I have tested the MA-200 on the STR500 and the results were impressive. I don’t have the scope tests at hand (analogue scope) but there was no sign of supply droop at 100W per channel, unlike the original load testing. Distortion was near non existent at 28V across the 6 Ohm speaker load.
Attention: No modification required
In my opinion most home theatre amplifiers shouldn’t be modded to get extra power, the entry level units, even some high end stuff, were just not designed for continuous flat out music reproduction. The mains transformer definitely not. A professional category amplifier may be better for this purpose with the added precautions*. A 100W amplifier does not sound ten times as loud as a 10W amplifier and therefore it stands to reason if one really wanted to beef up an H.T. 100W amplifier the time and effort required does not justify the cost.
A practical solution
The best solution here, my recommendation and opinion here of course, an attenuator and MOSFET amplifiers such as at Rod Elliott or Yebo. Guaranteed to fly your kite and at the same time, can be used as a proper “musical” sounding amplifier by switching inputs to a first class pre-amplifier.
The best amplifier I have ever heard used a MOSFET output stage. This is an opinion. Separate power and pre-amplifiers are better than an integrated solution. Another opinion. Professional audio uses more robust connectors. A fact.
Professional series power amplifiers are designed for long duration high power usage. My opinion.
Professional does not mean one can throw the kit around. My opinion.
There are so many opinions and facts out there that it has become difficult to sift through marketing ploys, opinions, Kudu droppings and what we may see as “real” fact. For the novice, coming into the audio arena this can be challenging.
The article above serves to lay out the rationale, in my opinion, why it is best not to adopt an “upgrade” approach to modern audio circuits, more the home theatre variety. It’s just not worth the time and effort (and financial outlay) for simply put, a higher output into a pre-determined load.
Better to build from scratch and use your existing gear as a driver.
Consumer goods, e.g. HT DSP preamplifers which have XLR preamplifier outputs are prohibitively expensive. It numbs the mind. I have personally modified a Sony 600, ripped out the output stages and wired to XLR outputs to feed a Behringer NU4-6000 and MA-200. The resulting reproduction, in my opinion, was phenomenal. I put this down to limitations in the headroom of the Sony. It’s not a kW ear-burster. But using an old Pioneer stereo amplifier as a driver to the Behringer amplifier was even better. Because it was designed for audio and not HT. I prefer “analogue style” tone controls.
Because many will not feel inclined to blow a substantial amount on an amplifier such as one in the iNuke series, a better bet is the MOSFET amplifiers advertised by Yebo and on Rod Elliott’s pages.
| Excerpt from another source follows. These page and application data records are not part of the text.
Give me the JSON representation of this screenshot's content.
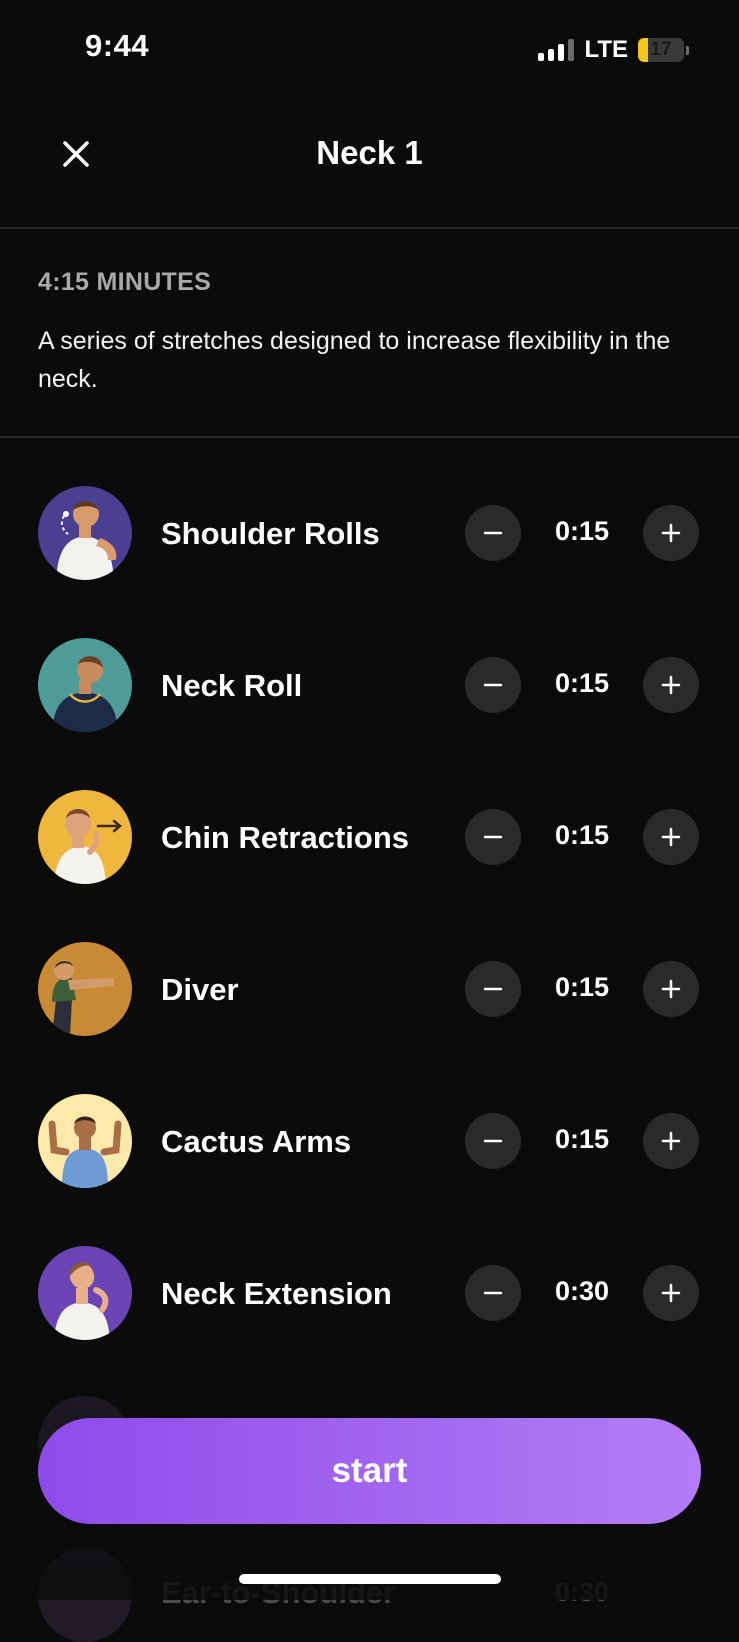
{
  "status_bar": {
    "time": "9:44",
    "network": "LTE",
    "battery": "17"
  },
  "header": {
    "title": "Neck 1"
  },
  "summary": {
    "duration": "4:15 MINUTES",
    "description": "A series of stretches designed to increase flexibility in the neck."
  },
  "exercises": [
    {
      "name": "Shoulder Rolls",
      "duration": "0:15",
      "icon": "shoulder-rolls-illustration",
      "color": "#4a3f91"
    },
    {
      "name": "Neck Roll",
      "duration": "0:15",
      "icon": "neck-roll-illustration",
      "color": "#4e9b98"
    },
    {
      "name": "Chin Retractions",
      "duration": "0:15",
      "icon": "chin-retractions-illustration",
      "color": "#efb73e"
    },
    {
      "name": "Diver",
      "duration": "0:15",
      "icon": "diver-illustration",
      "color": "#c88a34"
    },
    {
      "name": "Cactus Arms",
      "duration": "0:15",
      "icon": "cactus-arms-illustration",
      "color": "#fde9a9"
    },
    {
      "name": "Neck Extension",
      "duration": "0:30",
      "icon": "neck-extension-illustration",
      "color": "#6a45b3"
    }
  ],
  "partially_visible_exercise": {
    "name": "Ear-to-Shoulder",
    "duration": "0:30"
  },
  "start_button": {
    "label": "start"
  },
  "colors": {
    "background": "#0b0b0b",
    "accent_start": "#8e4bea",
    "accent_end": "#b57cf7",
    "control_bg": "#2a2a2a"
  }
}
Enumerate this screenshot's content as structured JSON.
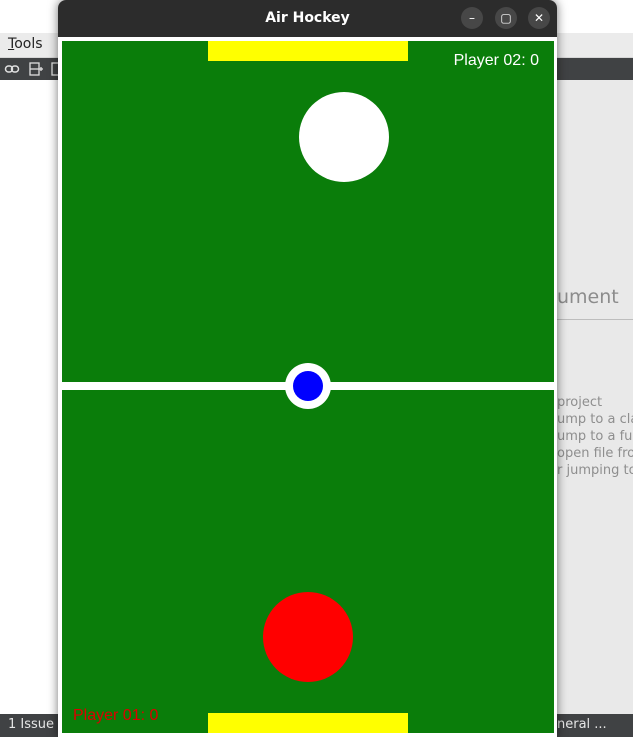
{
  "ide": {
    "menu": {
      "tools_first": "T",
      "tools_rest": "ools"
    },
    "welcome_title": "ument",
    "hints": [
      "project",
      "ump to a clas",
      "ump to a fun",
      "open file fro",
      "r jumping to"
    ],
    "status": {
      "issues": "1  Issue",
      "general": "neral ..."
    }
  },
  "window": {
    "title": "Air Hockey",
    "minimize_glyph": "–",
    "maximize_glyph": "▢",
    "close_glyph": "✕"
  },
  "game": {
    "player2": {
      "label": "Player 02: 0",
      "score": 0,
      "mallet_color": "#ffffff"
    },
    "player1": {
      "label": "Player 01: 0",
      "score": 0,
      "mallet_color": "#ff0000"
    },
    "puck_color": "#0000ff",
    "field_color": "#0a7d0a",
    "goal_color": "#ffff00"
  },
  "icons": {
    "link": "link-icon",
    "split": "split-add-icon"
  }
}
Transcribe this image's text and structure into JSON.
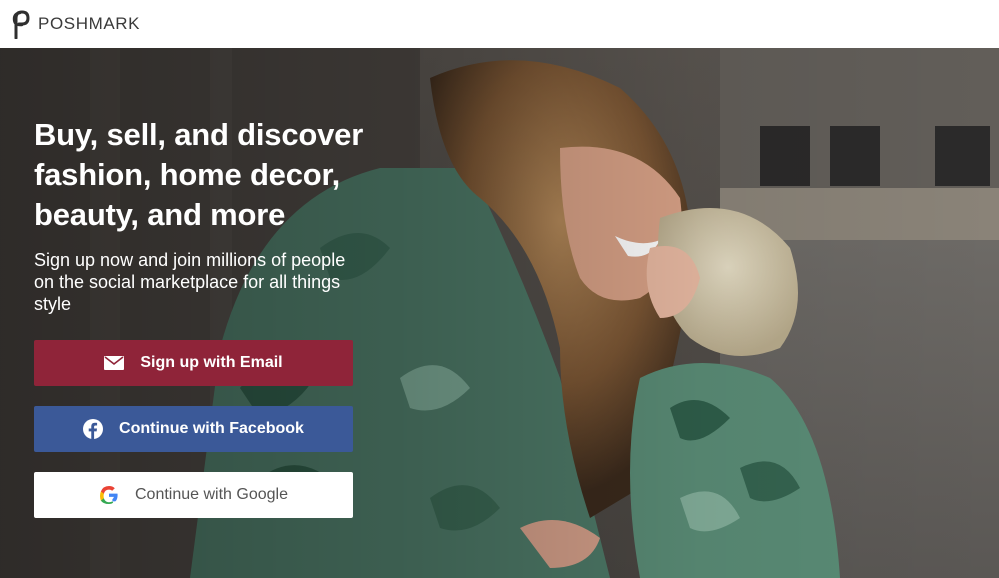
{
  "header": {
    "brand": "POSHMARK",
    "logo_icon": "poshmark-logo-icon"
  },
  "hero": {
    "headline": "Buy, sell, and discover\nfashion, home decor,\nbeauty, and more",
    "subtext": "Sign up now and join millions of people on the social marketplace for all things style",
    "background_image": "mother-and-child-photo"
  },
  "buttons": {
    "email": {
      "label": "Sign up with Email",
      "icon": "envelope-icon",
      "color": "#8f2439"
    },
    "facebook": {
      "label": "Continue with Facebook",
      "icon": "facebook-icon",
      "color": "#3b5998"
    },
    "google": {
      "label": "Continue with Google",
      "icon": "google-icon",
      "color": "#ffffff"
    }
  },
  "colors": {
    "brand": "#7f0353",
    "email_button": "#8f2439",
    "facebook_button": "#3b5998",
    "google_button": "#ffffff"
  }
}
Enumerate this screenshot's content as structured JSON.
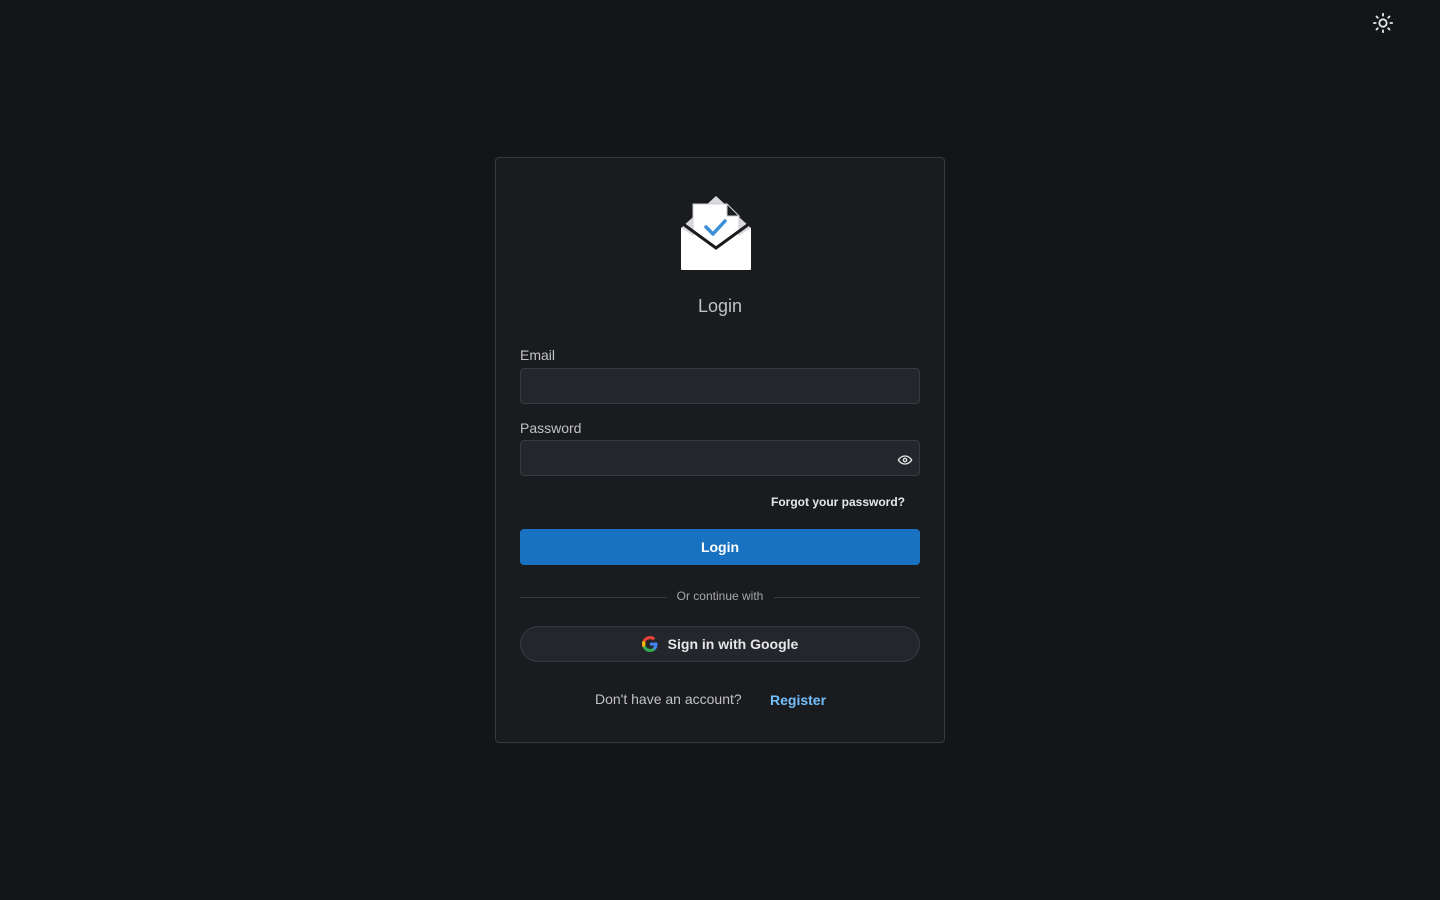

I have nothing against the iNuke, MOSFET amplifiers just have such an incredible dynamic range.
In all my tests I used Eltax Millenium 500s. Why? Because they handle vast amounts of power. Power pundits like these speakers for this exact reason. And no, they sound awesome. My opinion.
I promote Behringer products because for me they are the underdogs of the musical world. Criticism, rubbishing and just plain ignorance are the order of the day. I could go on and on. Since more Behringer gear gets used than any other manufacturer they must be doing something right. Also how many permutations of an audio amplifier do we actually get?
[Ed’s note:- although mention is made of the MA-200 and MA-400 we are not affiliate to Cash Crusaders through any means. Likewise Behringer of course].